▶ [Your instructions]: Scan the entries below for the string "start" and copy every line where it turns up.

[Source records]
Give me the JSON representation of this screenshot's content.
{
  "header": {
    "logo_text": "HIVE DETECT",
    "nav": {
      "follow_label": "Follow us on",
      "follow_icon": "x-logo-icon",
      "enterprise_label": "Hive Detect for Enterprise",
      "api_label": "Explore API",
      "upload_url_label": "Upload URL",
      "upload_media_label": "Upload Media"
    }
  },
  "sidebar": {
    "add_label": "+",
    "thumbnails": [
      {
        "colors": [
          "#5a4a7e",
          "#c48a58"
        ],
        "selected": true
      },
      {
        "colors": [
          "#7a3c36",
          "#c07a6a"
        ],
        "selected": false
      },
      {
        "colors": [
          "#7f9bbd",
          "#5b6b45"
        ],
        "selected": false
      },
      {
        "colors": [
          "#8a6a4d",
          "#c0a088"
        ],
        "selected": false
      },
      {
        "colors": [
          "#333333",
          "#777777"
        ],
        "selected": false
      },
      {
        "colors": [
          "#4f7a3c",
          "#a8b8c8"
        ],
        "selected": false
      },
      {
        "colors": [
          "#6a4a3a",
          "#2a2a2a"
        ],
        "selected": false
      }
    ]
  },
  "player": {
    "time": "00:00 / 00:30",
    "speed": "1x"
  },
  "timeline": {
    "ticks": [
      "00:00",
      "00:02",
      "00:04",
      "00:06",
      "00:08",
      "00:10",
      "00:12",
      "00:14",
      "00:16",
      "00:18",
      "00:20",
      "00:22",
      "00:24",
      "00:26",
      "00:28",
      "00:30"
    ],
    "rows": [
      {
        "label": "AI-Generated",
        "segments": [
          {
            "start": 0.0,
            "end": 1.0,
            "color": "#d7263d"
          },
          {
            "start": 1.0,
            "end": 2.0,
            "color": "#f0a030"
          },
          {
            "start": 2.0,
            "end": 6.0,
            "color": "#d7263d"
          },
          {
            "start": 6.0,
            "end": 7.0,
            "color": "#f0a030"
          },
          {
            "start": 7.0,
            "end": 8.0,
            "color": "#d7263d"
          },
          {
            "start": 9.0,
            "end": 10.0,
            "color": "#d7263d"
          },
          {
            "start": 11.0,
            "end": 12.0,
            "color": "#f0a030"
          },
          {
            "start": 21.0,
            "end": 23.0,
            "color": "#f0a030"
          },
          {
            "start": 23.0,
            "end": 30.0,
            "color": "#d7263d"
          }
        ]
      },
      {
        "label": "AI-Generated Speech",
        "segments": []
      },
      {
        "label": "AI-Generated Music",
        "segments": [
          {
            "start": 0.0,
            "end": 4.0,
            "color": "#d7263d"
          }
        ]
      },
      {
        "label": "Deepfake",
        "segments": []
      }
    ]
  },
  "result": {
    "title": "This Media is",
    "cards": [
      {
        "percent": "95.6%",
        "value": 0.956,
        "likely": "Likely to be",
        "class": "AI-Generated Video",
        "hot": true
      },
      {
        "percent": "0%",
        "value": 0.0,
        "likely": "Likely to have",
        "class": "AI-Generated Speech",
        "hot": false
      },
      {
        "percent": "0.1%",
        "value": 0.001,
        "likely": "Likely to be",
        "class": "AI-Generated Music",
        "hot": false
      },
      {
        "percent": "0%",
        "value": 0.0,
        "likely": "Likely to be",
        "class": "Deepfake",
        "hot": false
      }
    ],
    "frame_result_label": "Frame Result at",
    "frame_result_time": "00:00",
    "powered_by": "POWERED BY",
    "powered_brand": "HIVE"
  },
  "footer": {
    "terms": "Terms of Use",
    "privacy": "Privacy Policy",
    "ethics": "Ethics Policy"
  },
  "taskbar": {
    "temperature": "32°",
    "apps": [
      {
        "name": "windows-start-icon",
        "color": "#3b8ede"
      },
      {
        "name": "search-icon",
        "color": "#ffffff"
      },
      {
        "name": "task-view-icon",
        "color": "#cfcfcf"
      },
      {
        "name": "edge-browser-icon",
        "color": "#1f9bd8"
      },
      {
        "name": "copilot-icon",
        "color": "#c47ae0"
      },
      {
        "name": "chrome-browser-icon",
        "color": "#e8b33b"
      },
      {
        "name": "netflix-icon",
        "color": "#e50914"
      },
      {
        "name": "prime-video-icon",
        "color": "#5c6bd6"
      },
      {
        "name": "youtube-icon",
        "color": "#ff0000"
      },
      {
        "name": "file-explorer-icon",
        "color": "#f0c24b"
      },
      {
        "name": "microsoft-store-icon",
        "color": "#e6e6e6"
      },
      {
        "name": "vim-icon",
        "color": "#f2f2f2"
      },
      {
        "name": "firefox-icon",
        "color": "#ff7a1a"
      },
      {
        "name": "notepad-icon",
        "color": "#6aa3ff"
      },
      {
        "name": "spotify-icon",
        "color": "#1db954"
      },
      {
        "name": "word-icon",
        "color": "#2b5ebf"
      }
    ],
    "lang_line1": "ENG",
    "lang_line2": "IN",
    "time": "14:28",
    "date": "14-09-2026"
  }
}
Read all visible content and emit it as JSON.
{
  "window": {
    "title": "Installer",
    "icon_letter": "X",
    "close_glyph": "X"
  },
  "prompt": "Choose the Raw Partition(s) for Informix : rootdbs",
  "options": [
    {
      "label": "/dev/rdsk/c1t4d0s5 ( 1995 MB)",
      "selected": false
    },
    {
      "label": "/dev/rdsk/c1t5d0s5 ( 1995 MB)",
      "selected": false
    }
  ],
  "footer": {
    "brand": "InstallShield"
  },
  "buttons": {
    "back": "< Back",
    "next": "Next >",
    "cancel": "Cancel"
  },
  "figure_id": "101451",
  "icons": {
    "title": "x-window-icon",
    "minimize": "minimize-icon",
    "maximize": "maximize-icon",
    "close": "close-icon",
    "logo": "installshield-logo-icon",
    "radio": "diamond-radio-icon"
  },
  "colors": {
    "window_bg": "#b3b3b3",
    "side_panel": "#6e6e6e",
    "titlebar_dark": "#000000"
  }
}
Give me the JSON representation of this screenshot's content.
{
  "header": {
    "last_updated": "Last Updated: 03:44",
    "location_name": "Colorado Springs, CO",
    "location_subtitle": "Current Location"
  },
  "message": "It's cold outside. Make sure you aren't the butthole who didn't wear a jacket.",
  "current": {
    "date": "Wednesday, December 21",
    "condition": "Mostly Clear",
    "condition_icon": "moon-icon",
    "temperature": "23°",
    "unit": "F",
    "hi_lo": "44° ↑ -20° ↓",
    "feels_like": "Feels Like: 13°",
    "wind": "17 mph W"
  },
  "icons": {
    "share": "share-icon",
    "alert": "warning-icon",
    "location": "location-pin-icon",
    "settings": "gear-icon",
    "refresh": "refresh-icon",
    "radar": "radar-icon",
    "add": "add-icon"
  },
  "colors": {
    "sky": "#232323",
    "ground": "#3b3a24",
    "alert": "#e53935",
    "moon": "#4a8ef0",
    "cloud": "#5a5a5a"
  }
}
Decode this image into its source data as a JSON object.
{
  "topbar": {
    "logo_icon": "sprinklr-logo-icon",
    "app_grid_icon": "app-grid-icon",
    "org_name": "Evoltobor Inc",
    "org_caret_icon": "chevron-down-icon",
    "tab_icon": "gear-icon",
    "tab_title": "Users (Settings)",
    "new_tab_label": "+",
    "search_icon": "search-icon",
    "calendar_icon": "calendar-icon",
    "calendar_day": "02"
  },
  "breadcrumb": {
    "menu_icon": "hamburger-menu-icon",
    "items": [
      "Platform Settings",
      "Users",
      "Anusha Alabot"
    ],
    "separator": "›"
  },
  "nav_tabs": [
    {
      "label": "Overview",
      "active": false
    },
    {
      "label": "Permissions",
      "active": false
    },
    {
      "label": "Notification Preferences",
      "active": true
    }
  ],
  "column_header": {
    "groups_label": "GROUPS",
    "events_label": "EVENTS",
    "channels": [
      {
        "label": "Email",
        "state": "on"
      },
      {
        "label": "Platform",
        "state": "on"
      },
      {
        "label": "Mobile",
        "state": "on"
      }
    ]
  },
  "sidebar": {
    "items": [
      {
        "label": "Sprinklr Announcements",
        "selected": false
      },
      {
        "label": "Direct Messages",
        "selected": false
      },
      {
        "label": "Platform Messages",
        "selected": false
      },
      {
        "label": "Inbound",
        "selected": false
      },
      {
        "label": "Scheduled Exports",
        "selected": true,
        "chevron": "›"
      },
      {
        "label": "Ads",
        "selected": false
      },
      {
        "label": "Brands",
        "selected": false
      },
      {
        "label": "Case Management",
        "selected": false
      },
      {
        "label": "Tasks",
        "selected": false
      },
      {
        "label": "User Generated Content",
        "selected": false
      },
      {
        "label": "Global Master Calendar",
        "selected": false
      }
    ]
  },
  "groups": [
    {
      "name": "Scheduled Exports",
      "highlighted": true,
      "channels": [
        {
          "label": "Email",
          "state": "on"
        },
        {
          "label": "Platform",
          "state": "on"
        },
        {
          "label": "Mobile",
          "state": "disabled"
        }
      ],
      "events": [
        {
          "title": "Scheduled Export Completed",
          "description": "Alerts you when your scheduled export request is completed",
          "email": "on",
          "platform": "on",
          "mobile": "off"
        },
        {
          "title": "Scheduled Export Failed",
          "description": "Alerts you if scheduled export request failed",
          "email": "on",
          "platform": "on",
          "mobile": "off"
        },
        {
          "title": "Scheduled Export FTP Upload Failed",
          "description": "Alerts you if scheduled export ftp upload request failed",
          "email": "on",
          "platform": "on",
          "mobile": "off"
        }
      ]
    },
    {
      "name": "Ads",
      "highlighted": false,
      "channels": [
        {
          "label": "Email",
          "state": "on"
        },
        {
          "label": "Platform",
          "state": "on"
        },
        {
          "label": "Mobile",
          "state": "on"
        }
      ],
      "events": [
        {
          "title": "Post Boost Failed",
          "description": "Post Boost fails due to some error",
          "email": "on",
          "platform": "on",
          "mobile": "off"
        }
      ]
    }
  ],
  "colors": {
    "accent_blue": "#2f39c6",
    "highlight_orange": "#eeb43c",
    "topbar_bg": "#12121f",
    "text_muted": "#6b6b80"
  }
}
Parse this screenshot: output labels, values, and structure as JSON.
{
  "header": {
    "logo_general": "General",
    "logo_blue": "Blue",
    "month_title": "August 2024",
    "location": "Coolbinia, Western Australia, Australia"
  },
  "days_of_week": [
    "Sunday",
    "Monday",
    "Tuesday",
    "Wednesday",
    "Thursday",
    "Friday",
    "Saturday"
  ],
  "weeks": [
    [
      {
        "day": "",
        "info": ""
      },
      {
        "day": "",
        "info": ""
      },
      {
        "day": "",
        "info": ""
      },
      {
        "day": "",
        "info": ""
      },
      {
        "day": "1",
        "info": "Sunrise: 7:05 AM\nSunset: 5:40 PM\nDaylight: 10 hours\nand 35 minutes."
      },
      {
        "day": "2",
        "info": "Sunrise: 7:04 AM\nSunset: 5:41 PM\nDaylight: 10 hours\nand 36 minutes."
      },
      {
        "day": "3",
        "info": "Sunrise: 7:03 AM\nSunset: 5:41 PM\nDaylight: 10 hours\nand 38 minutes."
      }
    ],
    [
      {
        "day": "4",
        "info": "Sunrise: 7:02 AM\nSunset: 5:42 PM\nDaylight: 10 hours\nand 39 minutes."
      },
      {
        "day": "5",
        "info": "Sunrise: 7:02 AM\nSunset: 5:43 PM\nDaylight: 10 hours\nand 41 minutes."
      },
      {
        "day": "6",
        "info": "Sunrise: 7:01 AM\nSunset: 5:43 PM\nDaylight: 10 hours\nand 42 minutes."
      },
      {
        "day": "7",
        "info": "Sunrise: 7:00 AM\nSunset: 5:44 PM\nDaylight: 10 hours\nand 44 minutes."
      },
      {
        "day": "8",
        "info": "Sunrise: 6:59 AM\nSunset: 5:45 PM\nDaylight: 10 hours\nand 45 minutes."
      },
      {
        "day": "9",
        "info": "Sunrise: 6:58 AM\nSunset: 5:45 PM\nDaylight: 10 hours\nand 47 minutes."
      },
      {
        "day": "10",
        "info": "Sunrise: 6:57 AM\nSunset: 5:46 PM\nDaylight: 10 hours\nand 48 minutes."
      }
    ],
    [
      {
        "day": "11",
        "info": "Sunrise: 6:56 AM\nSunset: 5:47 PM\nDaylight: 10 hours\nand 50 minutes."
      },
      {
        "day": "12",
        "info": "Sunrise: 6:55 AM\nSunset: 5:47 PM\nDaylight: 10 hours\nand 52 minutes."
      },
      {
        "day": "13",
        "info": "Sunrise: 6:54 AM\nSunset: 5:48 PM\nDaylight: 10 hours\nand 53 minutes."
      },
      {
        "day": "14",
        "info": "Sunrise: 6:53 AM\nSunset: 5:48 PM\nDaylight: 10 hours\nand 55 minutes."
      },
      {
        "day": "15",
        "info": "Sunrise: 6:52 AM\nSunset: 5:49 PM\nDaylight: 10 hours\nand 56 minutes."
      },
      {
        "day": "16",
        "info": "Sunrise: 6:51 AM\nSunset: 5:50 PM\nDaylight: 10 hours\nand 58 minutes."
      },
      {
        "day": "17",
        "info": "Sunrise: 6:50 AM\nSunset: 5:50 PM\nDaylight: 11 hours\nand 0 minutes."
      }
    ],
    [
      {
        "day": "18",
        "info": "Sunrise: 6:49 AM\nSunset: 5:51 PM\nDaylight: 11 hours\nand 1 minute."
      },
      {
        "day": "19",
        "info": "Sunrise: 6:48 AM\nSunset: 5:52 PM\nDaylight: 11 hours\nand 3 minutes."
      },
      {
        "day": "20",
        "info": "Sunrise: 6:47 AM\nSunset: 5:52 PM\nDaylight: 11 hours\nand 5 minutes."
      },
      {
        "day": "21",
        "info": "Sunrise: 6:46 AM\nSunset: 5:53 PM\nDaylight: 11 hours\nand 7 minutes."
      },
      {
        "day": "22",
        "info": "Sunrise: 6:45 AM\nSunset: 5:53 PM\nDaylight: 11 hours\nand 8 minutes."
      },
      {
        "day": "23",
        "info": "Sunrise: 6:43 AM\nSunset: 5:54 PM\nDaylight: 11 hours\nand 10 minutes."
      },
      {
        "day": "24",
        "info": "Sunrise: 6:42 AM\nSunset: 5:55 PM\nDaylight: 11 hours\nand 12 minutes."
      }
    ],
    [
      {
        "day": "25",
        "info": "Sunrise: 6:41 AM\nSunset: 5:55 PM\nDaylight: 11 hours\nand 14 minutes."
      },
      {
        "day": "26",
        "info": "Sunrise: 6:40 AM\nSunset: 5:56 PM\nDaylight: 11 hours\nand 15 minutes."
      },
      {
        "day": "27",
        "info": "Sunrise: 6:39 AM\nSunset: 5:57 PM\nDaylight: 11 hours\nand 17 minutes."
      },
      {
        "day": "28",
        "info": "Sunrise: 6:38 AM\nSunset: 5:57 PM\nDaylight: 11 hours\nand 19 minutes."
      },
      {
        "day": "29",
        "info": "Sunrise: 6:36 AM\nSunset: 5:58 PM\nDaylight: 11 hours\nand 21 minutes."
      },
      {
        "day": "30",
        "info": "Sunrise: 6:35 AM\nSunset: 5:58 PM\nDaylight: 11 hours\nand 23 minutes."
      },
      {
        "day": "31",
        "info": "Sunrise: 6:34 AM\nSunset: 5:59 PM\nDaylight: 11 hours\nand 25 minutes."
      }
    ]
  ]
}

▶ [Finished task]:
            "start": 0.0,
            "start": 1.0,
            "start": 2.0,
            "start": 6.0,
            "start": 7.0,
            "start": 9.0,
            "start": 11.0,
            "start": 21.0,
            "start": 23.0,
            "start": 0.0,
        "name": "windows-start-icon",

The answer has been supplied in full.